*Task requirements*
From the first record through the last, copy each one exactly.

**********

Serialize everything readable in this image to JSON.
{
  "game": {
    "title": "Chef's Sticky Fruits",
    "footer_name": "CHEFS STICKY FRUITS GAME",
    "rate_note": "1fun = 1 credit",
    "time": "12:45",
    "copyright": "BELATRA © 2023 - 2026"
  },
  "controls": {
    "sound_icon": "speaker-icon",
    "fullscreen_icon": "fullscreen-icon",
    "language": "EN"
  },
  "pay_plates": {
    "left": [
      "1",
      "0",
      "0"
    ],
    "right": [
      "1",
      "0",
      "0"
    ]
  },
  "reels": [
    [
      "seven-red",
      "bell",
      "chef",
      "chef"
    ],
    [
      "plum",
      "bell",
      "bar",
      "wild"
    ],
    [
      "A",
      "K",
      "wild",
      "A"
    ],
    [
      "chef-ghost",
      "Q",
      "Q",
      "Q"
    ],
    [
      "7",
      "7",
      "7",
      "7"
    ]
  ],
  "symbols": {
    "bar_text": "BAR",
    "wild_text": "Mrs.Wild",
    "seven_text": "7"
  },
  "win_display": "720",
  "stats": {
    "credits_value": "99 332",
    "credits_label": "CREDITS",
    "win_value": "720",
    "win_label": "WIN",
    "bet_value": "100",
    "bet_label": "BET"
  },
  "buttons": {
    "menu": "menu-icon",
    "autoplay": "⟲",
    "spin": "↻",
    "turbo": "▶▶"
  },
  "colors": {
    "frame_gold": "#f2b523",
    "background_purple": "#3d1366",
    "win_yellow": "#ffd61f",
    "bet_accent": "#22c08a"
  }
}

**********

*Response for this exercise*
Serialize everything readable in this image to JSON.
{
  "game": {
    "title": "Chef's Sticky Fruits",
    "footer_name": "CHEFS STICKY FRUITS GAME",
    "rate_note": "1fun = 1 credit",
    "time": "12:45",
    "copyright": "BELATRA © 2023 - 2026"
  },
  "controls": {
    "sound_icon": "speaker-icon",
    "fullscreen_icon": "fullscreen-icon",
    "language": "EN"
  },
  "pay_plates": {
    "left": [
      "1",
      "0",
      "0"
    ],
    "right": [
      "1",
      "0",
      "0"
    ]
  },
  "reels": [
    [
      "seven-red",
      "bell",
      "chef",
      "chef"
    ],
    [
      "plum",
      "bell",
      "bar",
      "wild"
    ],
    [
      "A",
      "K",
      "wild",
      "A"
    ],
    [
      "chef-ghost",
      "Q",
      "Q",
      "Q"
    ],
    [
      "7",
      "7",
      "7",
      "7"
    ]
  ],
  "symbols": {
    "bar_text": "BAR",
    "wild_text": "Mrs.Wild",
    "seven_text": "7"
  },
  "win_display": "720",
  "stats": {
    "credits_value": "99 332",
    "credits_label": "CREDITS",
    "win_value": "720",
    "win_label": "WIN",
    "bet_value": "100",
    "bet_label": "BET"
  },
  "buttons": {
    "menu": "menu-icon",
    "autoplay": "⟲",
    "spin": "↻",
    "turbo": "▶▶"
  },
  "colors": {
    "frame_gold": "#f2b523",
    "background_purple": "#3d1366",
    "win_yellow": "#ffd61f",
    "bet_accent": "#22c08a"
  }
}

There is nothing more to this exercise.